Similarities Between Meta Analysis and Systematic Review: In the realm of evidence-based research, meta-analysis and systematic review are two powerful tools that researchers employ to gather, synthesize, and evaluate existing literature. These methods are crucial for making informed decisions and advancing knowledge in various fields. While they serve distinct purposes, there are notable similarities between meta-analysis and systematic review that often go unnoticed. In this article, we will delve into the striking parallels between these two research techniques and their significance in enhancing decision-making.
Similarities Between Meta Analysis and Systematic Review
The Common Objective: Gathering Existing Evidence
Both meta-analysis and systematic review share a common overarching goal: to collect and synthesize existing evidence. They provide a structured and rigorous approach to comprehensively gather information from multiple studies or sources. Systematic reviews aim to compile a comprehensive summary of available studies on a specific research question, while meta-analyses take it a step further by quantitatively synthesizing data from multiple studies to draw more robust conclusions.

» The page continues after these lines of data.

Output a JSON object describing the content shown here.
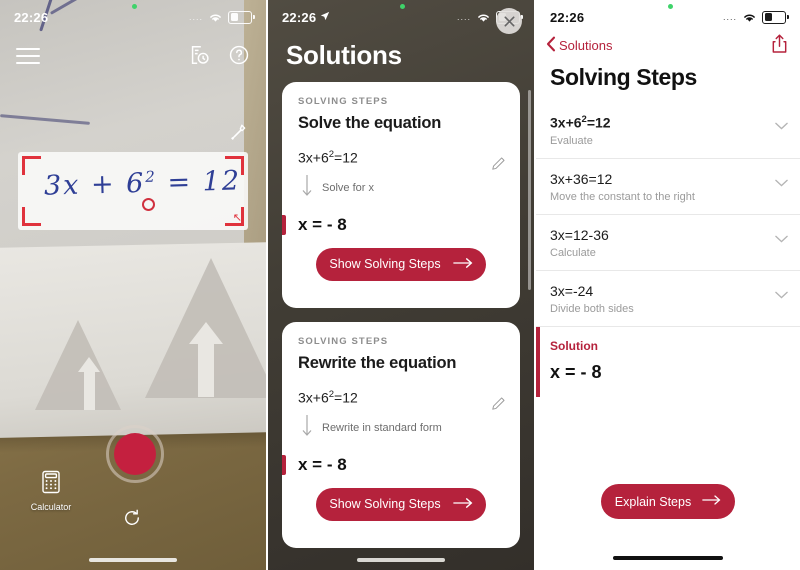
{
  "panel_camera": {
    "status": {
      "time": "22:26",
      "dots": "....",
      "wifi_icon": "wifi-icon",
      "battery_icon": "battery-icon"
    },
    "menu_icon": "hamburger-menu-icon",
    "history_icon": "history-icon",
    "help_icon": "help-icon",
    "flashlight_icon": "flashlight-icon",
    "scan": {
      "equation_base": "3x + 6",
      "equation_exp": "2",
      "equation_tail": " = 12",
      "frame_icon": "scan-frame-corner"
    },
    "shutter_label": "shutter-button",
    "calculator_label": "Calculator",
    "undo_icon": "undo-icon"
  },
  "panel_solutions": {
    "status": {
      "time": "22:26",
      "location_icon": "location-arrow-icon",
      "dots": "....",
      "wifi_icon": "wifi-icon",
      "battery_icon": "battery-icon"
    },
    "title": "Solutions",
    "close_icon": "close-icon",
    "cards": [
      {
        "kicker": "SOLVING STEPS",
        "title": "Solve the equation",
        "equation_base": "3x+6",
        "equation_exp": "2",
        "equation_tail": "=12",
        "edit_icon": "pencil-icon",
        "step_note": "Solve for x",
        "answer": "x = - 8",
        "cta": "Show Solving Steps"
      },
      {
        "kicker": "SOLVING STEPS",
        "title": "Rewrite the equation",
        "equation_base": "3x+6",
        "equation_exp": "2",
        "equation_tail": "=12",
        "edit_icon": "pencil-icon",
        "step_note": "Rewrite in standard form",
        "answer": "x = - 8",
        "cta": "Show Solving Steps"
      }
    ]
  },
  "panel_steps": {
    "status": {
      "time": "22:26",
      "dots": "....",
      "wifi_icon": "wifi-icon",
      "battery_icon": "battery-icon"
    },
    "back_label": "Solutions",
    "back_icon": "chevron-left-icon",
    "share_icon": "share-icon",
    "title": "Solving Steps",
    "steps": [
      {
        "eq_base": "3x+6",
        "eq_exp": "2",
        "eq_tail": "=12",
        "desc": "Evaluate",
        "chevron": "chevron-down-icon"
      },
      {
        "eq_base": "3x+36=12",
        "eq_exp": "",
        "eq_tail": "",
        "desc": "Move the constant to the right",
        "chevron": "chevron-down-icon"
      },
      {
        "eq_base": "3x=12-36",
        "eq_exp": "",
        "eq_tail": "",
        "desc": "Calculate",
        "chevron": "chevron-down-icon"
      },
      {
        "eq_base": "3x=-24",
        "eq_exp": "",
        "eq_tail": "",
        "desc": "Divide both sides",
        "chevron": "chevron-down-icon"
      }
    ],
    "solution_label": "Solution",
    "solution_value": "x = - 8",
    "explain_cta": "Explain Steps"
  },
  "colors": {
    "accent": "#b5223c",
    "scan_corner": "#e0323c",
    "ink": "#2f3f96"
  }
}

Rigorous Methodology: Systematic and Comprehensive
Systematicity is at the core of both meta-analysis and systematic review. These methods require researchers to follow a predefined, transparent protocol for searching, selecting, and appraising studies. The rigorous methodology ensures that biases and subjectivity are minimized, promoting the reliability and validity of the results.

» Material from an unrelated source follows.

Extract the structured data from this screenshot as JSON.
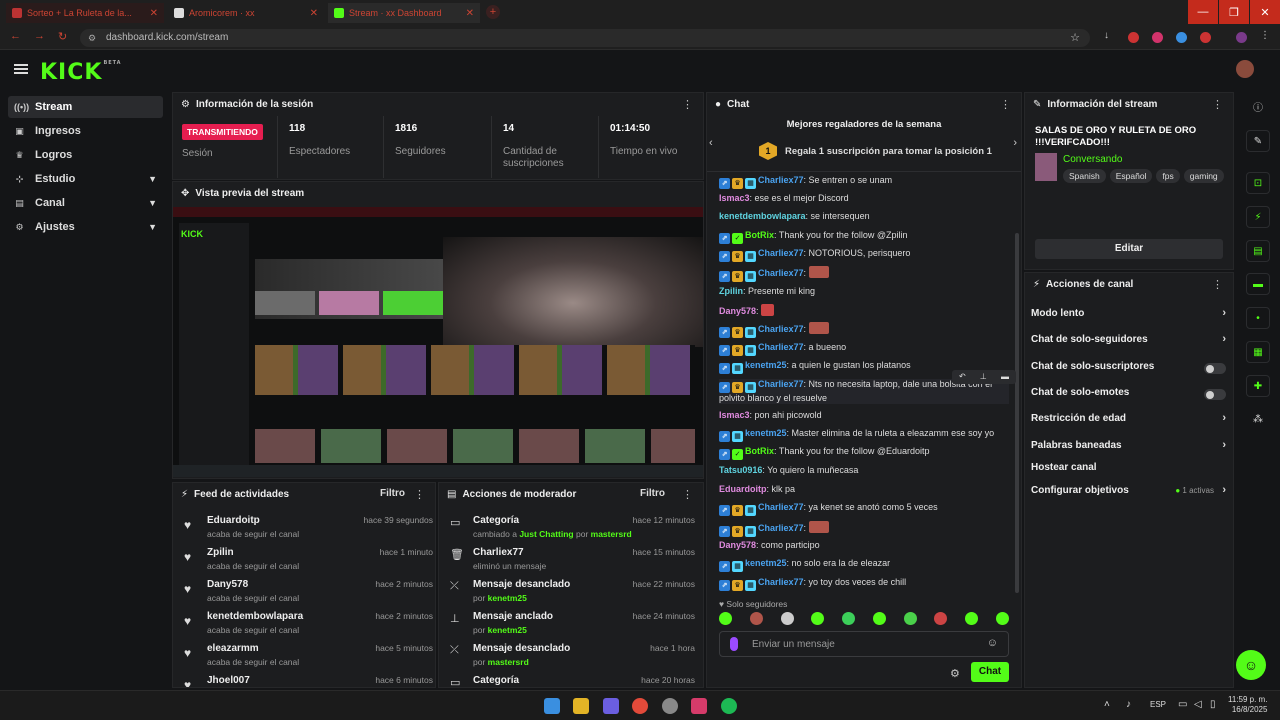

Inclusion and Exclusion Criteria
Both meta-analysis and systematic review employ specific inclusion and exclusion criteria to determine which studies or sources should be considered. These criteria are established in advance and are consistently applied to the gathered literature. The aim is to ensure that the selected studies are relevant and meet certain quality standards.

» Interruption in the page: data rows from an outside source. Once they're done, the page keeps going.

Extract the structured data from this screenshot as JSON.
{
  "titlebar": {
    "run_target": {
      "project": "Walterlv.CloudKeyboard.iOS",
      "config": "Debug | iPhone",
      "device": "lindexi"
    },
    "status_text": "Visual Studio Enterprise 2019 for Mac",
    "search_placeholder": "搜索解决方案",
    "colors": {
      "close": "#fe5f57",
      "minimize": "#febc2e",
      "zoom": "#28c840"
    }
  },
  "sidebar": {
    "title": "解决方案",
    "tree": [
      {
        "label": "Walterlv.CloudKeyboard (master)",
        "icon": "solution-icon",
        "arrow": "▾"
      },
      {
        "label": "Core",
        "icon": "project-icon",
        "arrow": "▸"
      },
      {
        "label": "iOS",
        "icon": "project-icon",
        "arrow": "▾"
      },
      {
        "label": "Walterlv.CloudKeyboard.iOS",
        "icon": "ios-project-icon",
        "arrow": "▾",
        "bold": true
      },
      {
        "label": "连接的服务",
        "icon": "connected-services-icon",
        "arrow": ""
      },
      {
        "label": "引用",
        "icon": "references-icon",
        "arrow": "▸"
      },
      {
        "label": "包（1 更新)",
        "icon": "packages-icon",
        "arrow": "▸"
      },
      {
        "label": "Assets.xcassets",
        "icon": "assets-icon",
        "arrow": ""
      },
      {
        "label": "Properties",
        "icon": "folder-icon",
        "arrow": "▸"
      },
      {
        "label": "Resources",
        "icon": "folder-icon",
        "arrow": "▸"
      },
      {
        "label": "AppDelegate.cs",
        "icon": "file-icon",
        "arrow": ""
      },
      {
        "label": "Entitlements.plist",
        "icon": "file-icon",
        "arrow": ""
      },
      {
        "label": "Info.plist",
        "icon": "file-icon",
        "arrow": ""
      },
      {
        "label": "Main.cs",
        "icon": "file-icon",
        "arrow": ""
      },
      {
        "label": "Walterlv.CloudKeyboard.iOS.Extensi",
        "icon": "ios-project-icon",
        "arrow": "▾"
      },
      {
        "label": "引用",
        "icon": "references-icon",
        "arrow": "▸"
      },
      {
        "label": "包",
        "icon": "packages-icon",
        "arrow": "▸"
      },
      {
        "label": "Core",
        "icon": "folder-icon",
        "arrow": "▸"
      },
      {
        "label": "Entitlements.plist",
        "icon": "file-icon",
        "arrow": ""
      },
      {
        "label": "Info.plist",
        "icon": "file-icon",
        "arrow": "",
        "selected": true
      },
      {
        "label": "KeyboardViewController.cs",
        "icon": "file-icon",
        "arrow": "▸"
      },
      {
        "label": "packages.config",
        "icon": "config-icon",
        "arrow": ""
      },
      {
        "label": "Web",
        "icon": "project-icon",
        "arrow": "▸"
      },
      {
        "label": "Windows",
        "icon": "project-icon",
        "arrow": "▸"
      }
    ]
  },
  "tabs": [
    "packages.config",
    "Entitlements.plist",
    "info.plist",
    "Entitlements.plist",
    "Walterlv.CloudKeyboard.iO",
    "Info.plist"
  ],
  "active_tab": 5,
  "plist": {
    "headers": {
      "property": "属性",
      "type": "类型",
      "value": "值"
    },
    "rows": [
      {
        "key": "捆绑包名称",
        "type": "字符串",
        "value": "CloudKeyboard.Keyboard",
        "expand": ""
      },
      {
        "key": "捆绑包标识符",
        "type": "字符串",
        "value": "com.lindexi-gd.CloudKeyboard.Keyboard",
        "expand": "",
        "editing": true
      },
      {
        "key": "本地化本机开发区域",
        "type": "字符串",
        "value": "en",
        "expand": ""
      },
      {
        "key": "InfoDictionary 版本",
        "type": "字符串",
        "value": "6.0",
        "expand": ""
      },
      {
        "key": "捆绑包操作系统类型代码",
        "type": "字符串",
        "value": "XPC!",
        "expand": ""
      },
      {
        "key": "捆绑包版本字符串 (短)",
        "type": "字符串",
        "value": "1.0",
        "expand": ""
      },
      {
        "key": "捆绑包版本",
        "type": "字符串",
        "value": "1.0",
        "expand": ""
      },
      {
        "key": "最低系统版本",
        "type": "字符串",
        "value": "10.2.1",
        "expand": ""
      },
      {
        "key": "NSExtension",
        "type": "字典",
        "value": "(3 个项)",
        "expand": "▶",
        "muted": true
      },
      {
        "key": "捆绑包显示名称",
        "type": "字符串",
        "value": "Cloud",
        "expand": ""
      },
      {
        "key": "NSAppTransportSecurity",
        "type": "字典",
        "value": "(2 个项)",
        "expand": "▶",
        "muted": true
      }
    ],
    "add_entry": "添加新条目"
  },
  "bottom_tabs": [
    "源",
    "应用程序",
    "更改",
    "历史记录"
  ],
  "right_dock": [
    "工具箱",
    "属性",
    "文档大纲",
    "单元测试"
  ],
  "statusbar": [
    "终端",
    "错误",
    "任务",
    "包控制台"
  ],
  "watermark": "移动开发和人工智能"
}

Critical Appraisal of Studies
An integral part of both meta-analysis and systematic review is the critical appraisal of the included studies. Researchers assess the quality and risk of bias in each study to gauge the reliability of their findings. This critical evaluation enhances the validity of the conclusions drawn.
Transparency and Reproducibility
Transparency and reproducibility are highly valued in both meta-analysis and systematic review. Researchers are expected to document their methods, search strategies, inclusion/exclusion criteria, and findings in a detailed and transparent manner. This transparency not only promotes trustworthiness but also allows others to replicate the research.
Data Synthesis: Qualitative and Quantitative
One of the key differences between the two methods is in data synthesis. Systematic reviews typically provide a qualitative synthesis of findings, summarizing the results of included studies. In contrast, meta-analysis involves quantitative data synthesis, using statistical techniques to combine and analyze data from multiple studies to produce a single, more robust estimate of the effect size.
Similarities Between Meta Analysis and Systematic Review in Table
Here’s the information presented in a table format:
|Objective||Quantitatively synthesize data from multiple studies to draw a more robust conclusion.||Qualitatively summarize findings from multiple studies on a specific research question.|
|Methodology||Follows a predefined, transparent protocol for searching, selecting, and appraising studies.||Follows a predefined, transparent protocol for searching, selecting, and appraising studies.|
|Inclusion and Exclusion Criteria||Specific criteria are established to determine which studies or sources are considered.||Specific criteria are established to determine which studies or sources are considered.|
|Critical Appraisal of Studies||Researchers assess the quality and risk of bias in each study to gauge the reliability of their findings.||Researchers assess the quality and risk of bias in each study to gauge the reliability of their findings.|
|Transparency and Reproducibility||Detailed documentation of methods, search strategies, inclusion/exclusion criteria, and findings.||Detailed documentation of methods, search strategies, inclusion/exclusion criteria, and findings.|
|Data Synthesis||Quantitative data synthesis using statistical techniques to combine and analyze data.||Qualitative synthesis, summarizing the results of included studies.|
|Purpose||To draw a more precise and robust conclusion about the research question.||To provide a comprehensive summary of existing studies on a specific research question.|
|Main Focus||Statistical analysis and quantifying effects.||Summary and qualitative analysis of existing literature.|
|Output||Effect size estimates and statistical significance.||Summary of findings from multiple studies.|
This table highlights the key similarities and differences between meta-analysis and systematic review. Both methods share several common characteristics, such as their methodology, the use of inclusion and exclusion criteria, critical appraisal of studies, transparency, and a systematic approach. However, their primary focus and output differ, with meta-analysis emphasizing quantitative data synthesis and systematic review focusing on qualitative summarization of findings.
Meta-analysis and systematic review are essential tools in the world of evidence-based research. While they serve distinct purposes, their similarities are undeniable. Both methods share a dedication to systematicity, rigorous methodology, critical appraisal, transparency, and the goal of synthesizing existing evidence. Understanding these commonalities can help researchers and decision-makers make informed choices about which method is most suitable for their specific research questions and objectives. These techniques, when employed effectively, enhance the quality and reliability of research findings, ultimately contributing to the advancement of knowledge and evidence-based decision-making.